Algeria is again registering a large deficit in its balance of payments this year and is making great strides towards the depletion of its foreign exchange reserves.
The new Algerian Prime Minister Abdelaziz Djerad submitted on February 13, 2020 to the National People's Assembly (APN) his “action plan”, focused “on food security, energy transition and the digital economy”. But this action plan outlined in broad outline is, according to the Prime Minister, already already limited by the fall in the receipts of hydrocarbons, principal resource of the country. Djerad says falling exports and oil prices have “worsen” the budget deficit while the trade balance showed at the end of 2019, a deficit of 10 billion dollars.
The country currently produces around one million barrels of oil per day, compared to more than 1.4 million in 2005, according to official figures.

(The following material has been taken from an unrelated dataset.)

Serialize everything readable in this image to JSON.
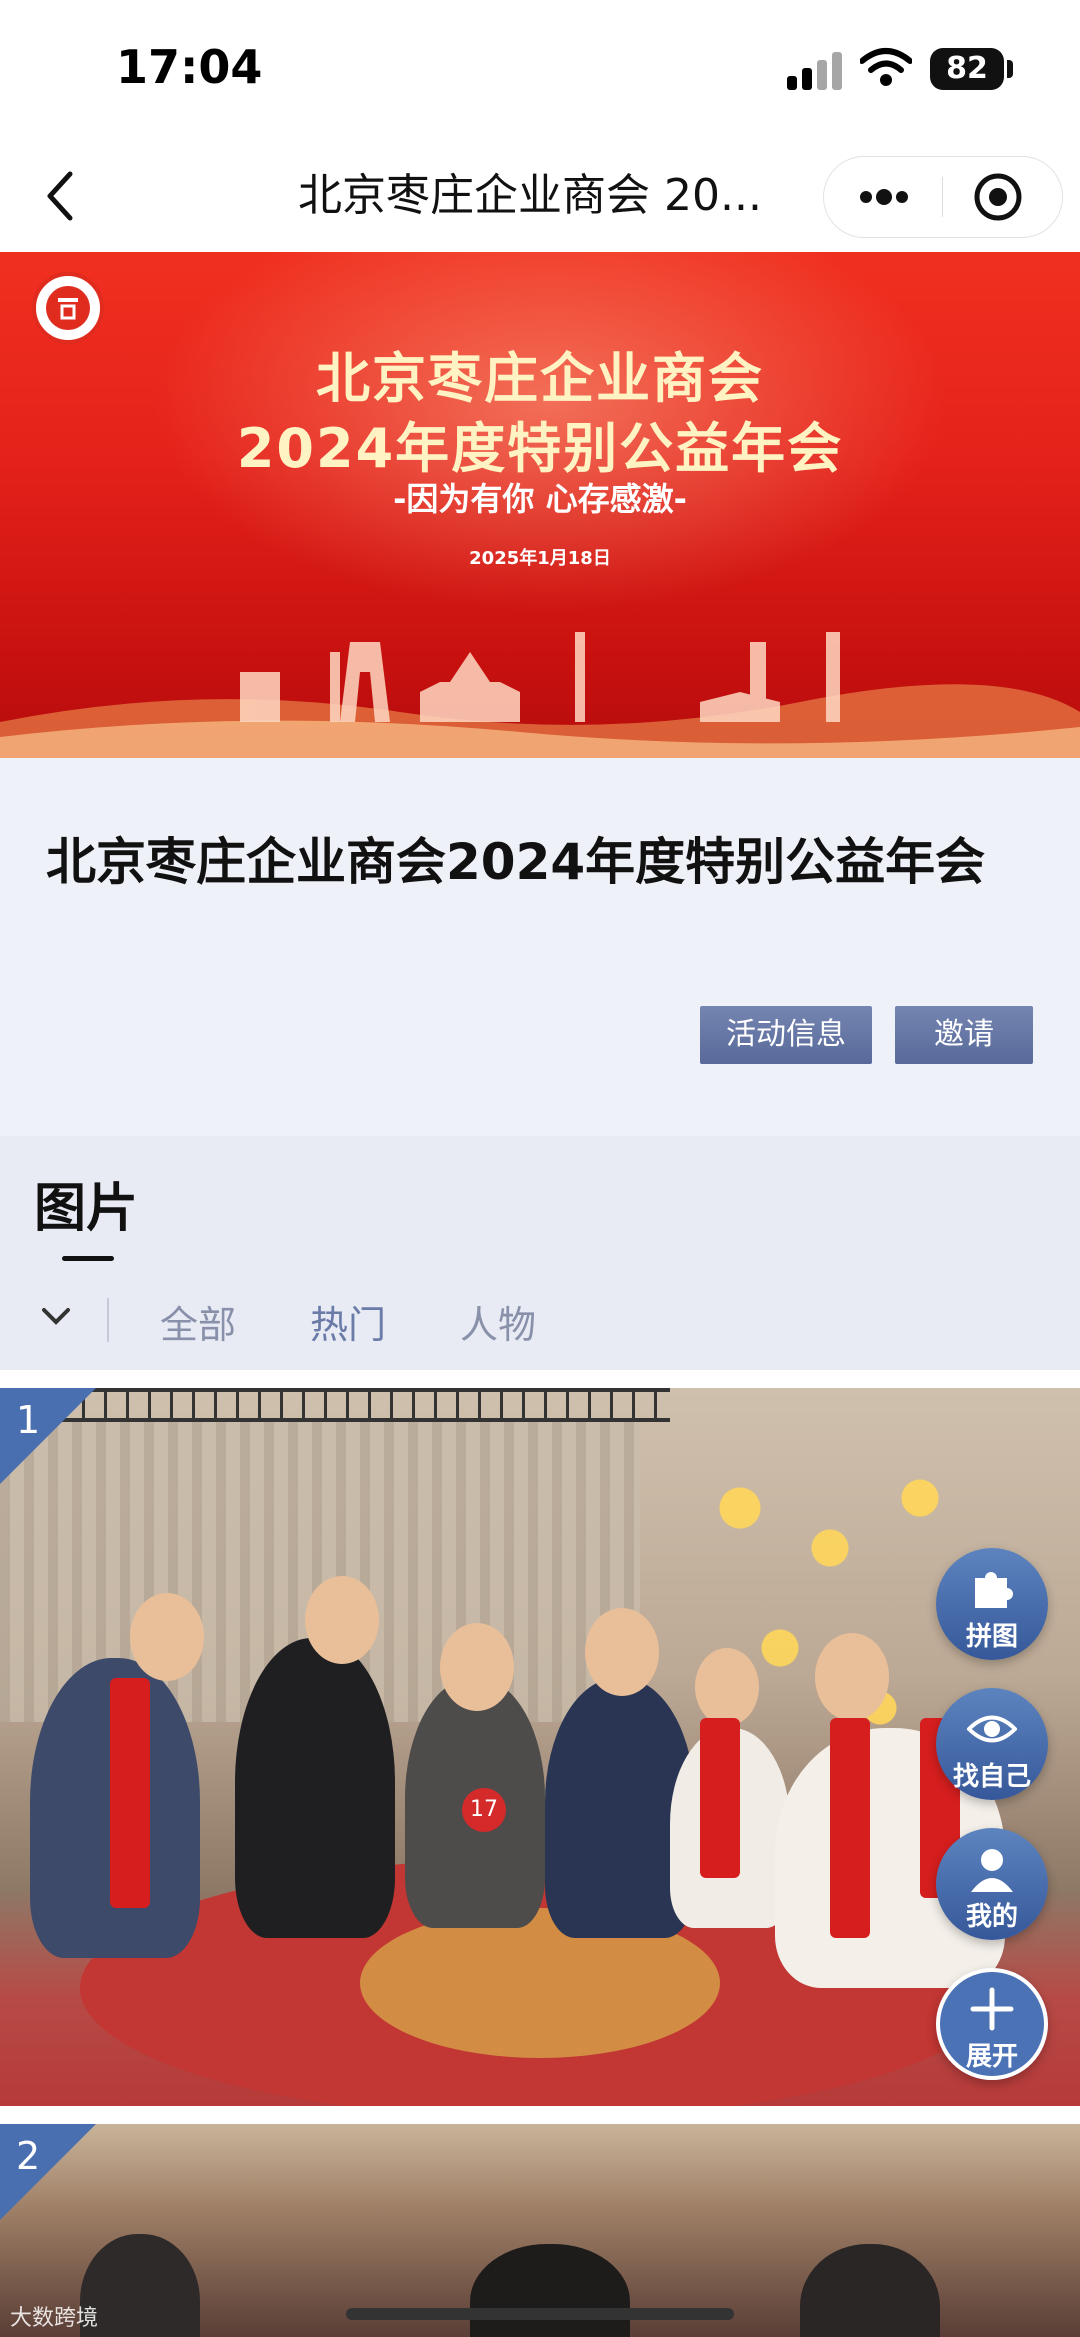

With the fall in prices, this corresponds to a 50% drop in oil revenues between 2012 and 2019, while hydrocarbons represent 92% of Algeria's exports.
Equally worrying, the domestic public debt rose from 26% of GDP in 2017 to 45% of GDP in 2019, said the Prime Minister, appointed on December 28 by President Abdelmadjid Tebboune, before the hemicycle.
The Central Bank announced in early February that the country's foreign exchange reserves had dropped to $ 62 billion at the end of 2019 from 79.88 billion at the end of 2018 and 97.22 billion at the end of 2017. These reserves should continue to decrease to reach 51.6 billion dollars at the end of 2020, according to the forecasts of the last finance law, and could at this rate, eventually run out by 2024.
The new Prime Minister has promised to clean up “the catastrophic legacy” and put an end to “excesses that characterized the management of state affairs” during the twenty years in power of deposed president Abdelaziz Bouteflika. Decades characterized by the capture and diversion of oil revenues.
Djerad has promised to break with “all the past practices in political and socio-economic governance”, having led, according to him, to a “methodical destruction of economic enterprises and the marginalization of skills”.
Pending possible “structural reforms”, which will take time to take effect, the draft budget 2020 still projects a large deficit. The expected ordinary tax revenue, ie 3,000 billion dinars (23 billion euros), will barely cover the public service wage bill, which is around 2,900 billion dinars each year.
Not to mention other accumulated deficits, such as that of the National Pension Fund (CNR) which would amount to 700 billion dinars (5.3 billion euros). A real economic and budgetary impasse which risks leading Algeria towards painful adjustments, under the caudine forks of the IMF.